TASK STATEMENT: Read the lines of the data below and retrieve those with "Objects".

SUPPLIED DATA START

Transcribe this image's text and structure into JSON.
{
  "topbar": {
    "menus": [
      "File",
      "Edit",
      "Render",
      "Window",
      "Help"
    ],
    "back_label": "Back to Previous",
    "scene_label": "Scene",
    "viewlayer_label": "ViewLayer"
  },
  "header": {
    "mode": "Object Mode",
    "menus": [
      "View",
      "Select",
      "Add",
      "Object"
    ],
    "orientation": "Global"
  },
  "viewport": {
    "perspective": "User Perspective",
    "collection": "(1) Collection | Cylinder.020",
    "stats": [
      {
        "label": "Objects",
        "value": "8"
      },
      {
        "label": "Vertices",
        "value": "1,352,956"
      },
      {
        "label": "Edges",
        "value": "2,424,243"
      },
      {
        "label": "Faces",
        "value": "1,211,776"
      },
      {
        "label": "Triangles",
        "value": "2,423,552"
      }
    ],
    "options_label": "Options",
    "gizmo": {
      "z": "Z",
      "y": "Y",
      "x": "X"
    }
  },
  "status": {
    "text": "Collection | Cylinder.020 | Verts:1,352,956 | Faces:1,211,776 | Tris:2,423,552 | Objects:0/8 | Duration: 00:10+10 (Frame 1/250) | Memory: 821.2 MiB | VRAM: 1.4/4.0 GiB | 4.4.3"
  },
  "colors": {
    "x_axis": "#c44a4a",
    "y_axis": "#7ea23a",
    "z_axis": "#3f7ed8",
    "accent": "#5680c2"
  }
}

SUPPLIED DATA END

COMPLETED TASK:
        "label": "Objects",
    "text": "Collection | Cylinder.020 | Verts:1,352,956 | Faces:1,211,776 | Tris:2,423,552 | Objects:0/8 | Duration: 00:10+10 (Frame 1/250) | Memory: 821.2 MiB | VRAM: 1.4/4.0 GiB | 4.4.3"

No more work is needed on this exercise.